ASSIGNED TASK:
Where in the data below does the word "Update" appear? Copy each line that holds it.

Page and application data records
◇ ◇ ◇
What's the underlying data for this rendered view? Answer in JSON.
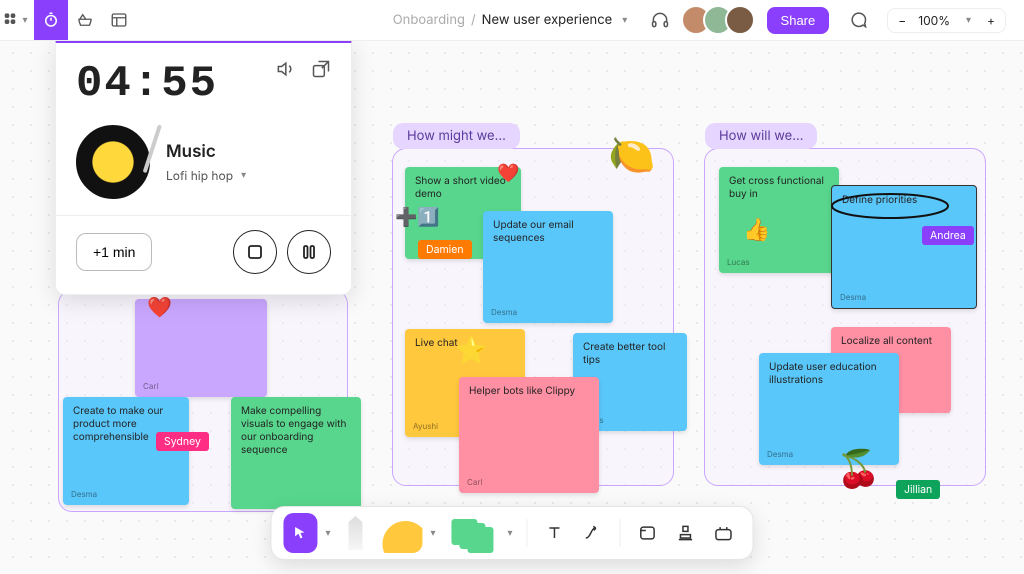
{
  "header": {
    "breadcrumb_parent": "Onboarding",
    "breadcrumb_sep": "/",
    "breadcrumb_title": "New user experience",
    "share_label": "Share",
    "zoom_label": "100%"
  },
  "timer": {
    "digits": "04:55",
    "music_heading": "Music",
    "music_track": "Lofi hip hop",
    "plus_label": "+1 min"
  },
  "sections": [
    {
      "id": "howmight",
      "title": "How might we...",
      "notes": [
        {
          "id": "hm0",
          "text": "Show a short video demo",
          "author": "Damien",
          "color": "#58d68d"
        },
        {
          "id": "hm1",
          "text": "Update our email sequences",
          "author": "Desma",
          "color": "#5ac7fa"
        },
        {
          "id": "hm2",
          "text": "Live chat",
          "author": "Ayushi",
          "color": "#ffc83d"
        },
        {
          "id": "hm3",
          "text": "Create better tool tips",
          "author": "Lucas",
          "color": "#5ac7fa"
        },
        {
          "id": "hm4",
          "text": "Helper bots like Clippy",
          "author": "Carl",
          "color": "#ff8fa3"
        }
      ]
    },
    {
      "id": "howwill",
      "title": "How will we...",
      "notes": [
        {
          "id": "hw0",
          "text": "Get cross functional buy in",
          "author": "Lucas",
          "color": "#58d68d"
        },
        {
          "id": "hw1",
          "text": "Define priorities",
          "author": "Desma",
          "color": "#5ac7fa"
        },
        {
          "id": "hw2",
          "text": "Localize all content",
          "author": "",
          "color": "#ff8fa3"
        },
        {
          "id": "hw3",
          "text": "Update user education illustrations",
          "author": "Desma",
          "color": "#5ac7fa"
        }
      ]
    },
    {
      "id": "left",
      "title": "",
      "notes": [
        {
          "id": "l0",
          "text": "",
          "author": "Carl",
          "color": "#c9a7ff"
        },
        {
          "id": "l1",
          "text": "Create to make our product more comprehensible",
          "author": "Desma",
          "color": "#5ac7fa"
        },
        {
          "id": "l2",
          "text": "Make compelling visuals to engage with our onboarding sequence",
          "author": "",
          "color": "#58d68d"
        }
      ]
    }
  ],
  "cursors": {
    "sydney": "Sydney",
    "damien": "Damien",
    "andrea": "Andrea",
    "jillian": "Jillian"
  }
}
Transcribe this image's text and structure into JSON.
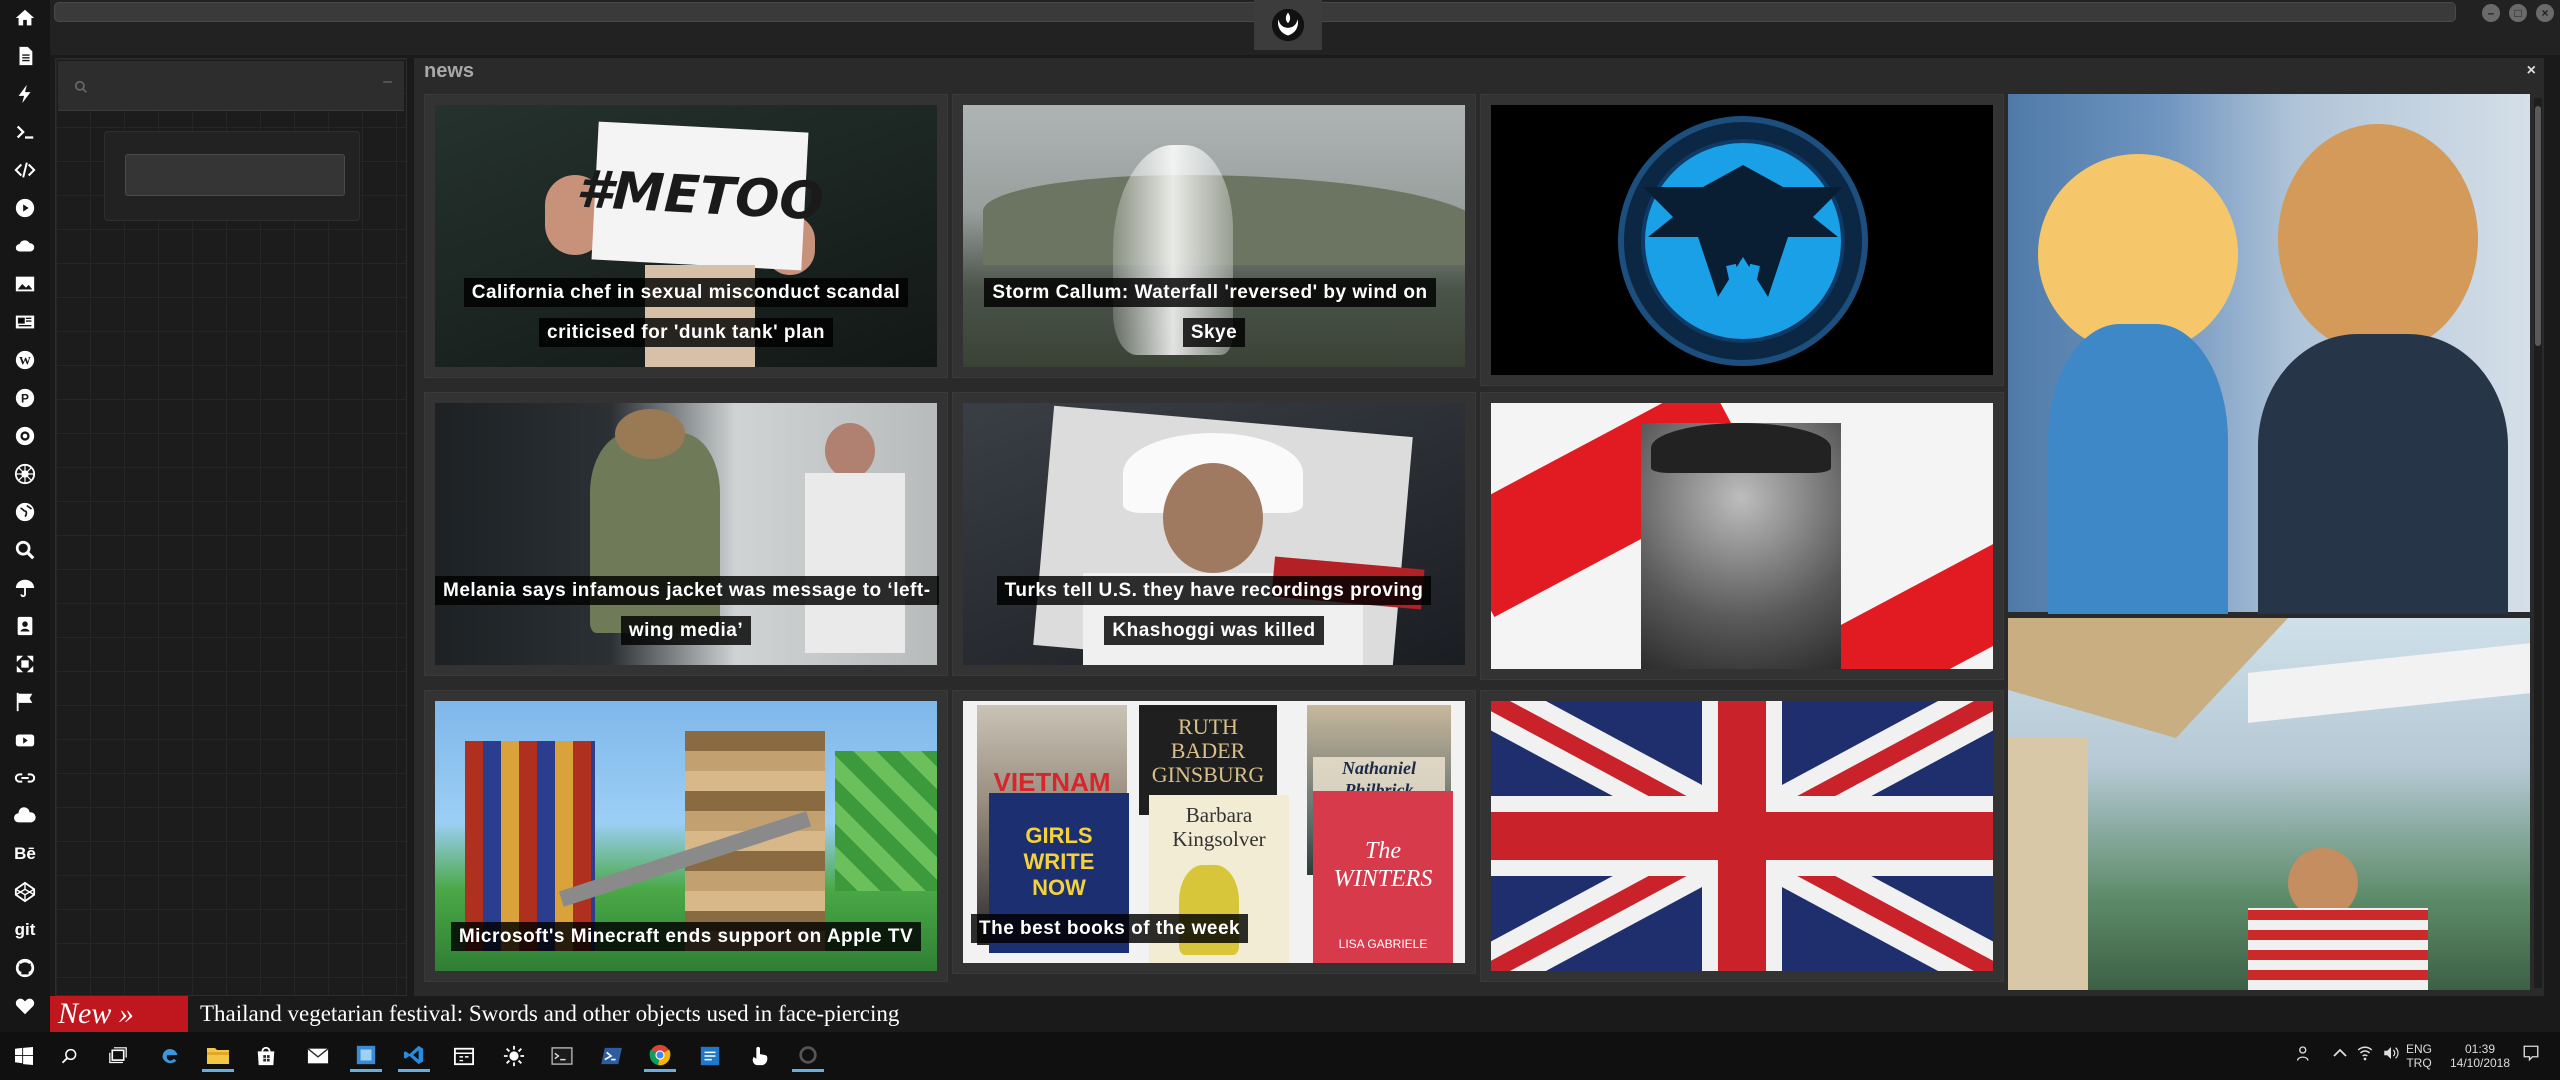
{
  "panel": {
    "title": "news",
    "close_label": "×"
  },
  "search": {
    "placeholder": "",
    "collapse_label": "–"
  },
  "iconbar": [
    "home-icon",
    "document-icon",
    "bolt-icon",
    "terminal-icon",
    "code-icon",
    "play-icon",
    "cloud-icon",
    "image-icon",
    "newspaper-icon",
    "wordpress-icon",
    "pinterest-icon",
    "rebel-icon",
    "empire-icon",
    "globe-icon",
    "search-icon",
    "umbrella-icon",
    "contact-icon",
    "expand-icon",
    "flag-icon",
    "youtube-icon",
    "link-icon",
    "cloud-alt-icon",
    "behance-icon",
    "codepen-icon",
    "git-icon",
    "github-icon",
    "heart-icon"
  ],
  "iconbar_text": {
    "behance": "Bē",
    "git": "git"
  },
  "articles": [
    {
      "caption": "California chef in sexual misconduct scandal criticised for 'dunk tank' plan",
      "image_text": "#METOO"
    },
    {
      "caption": "Storm Callum: Waterfall 'reversed' by wind on Skye"
    },
    {
      "caption": ""
    },
    {
      "caption": "Melania says infamous jacket was message to ‘left-wing media’"
    },
    {
      "caption": "Turks tell U.S. they have recordings proving Khashoggi was killed"
    },
    {
      "caption": ""
    },
    {
      "caption": "Microsoft's Minecraft ends support on Apple TV"
    },
    {
      "caption": "The best books of the week",
      "books": [
        "VIETNAM",
        "RUTH BADER GINSBURG",
        "Nathaniel Philbrick",
        "GIRLS WRITE NOW",
        "Barbara Kingsolver",
        "The WINTERS",
        "LISA GABRIELE"
      ]
    },
    {
      "caption": ""
    }
  ],
  "ticker": {
    "badge": "New »",
    "headline": "Thailand vegetarian festival: Swords and other objects used in face-piercing"
  },
  "taskbar": {
    "apps": [
      "start-icon",
      "search-icon",
      "task-view-icon",
      "edge-icon",
      "file-explorer-icon",
      "store-icon",
      "mail-icon",
      "app-icon",
      "vscode-icon",
      "calendar-icon",
      "sun-icon",
      "cmd-icon",
      "powershell-icon",
      "chrome-icon",
      "app-blue-icon",
      "touch-icon",
      "loading-icon"
    ],
    "lang": "ENG",
    "region": "TRQ",
    "time": "01:39",
    "date": "14/10/2018"
  },
  "colors": {
    "accent_red": "#c0161e",
    "bg": "#1a1a1a",
    "panel": "#2a2a2a"
  }
}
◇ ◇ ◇
ANSWER TO THE EXERCISE:
          "text": "Update our email sequences",
          "text": "Update user education illustrations",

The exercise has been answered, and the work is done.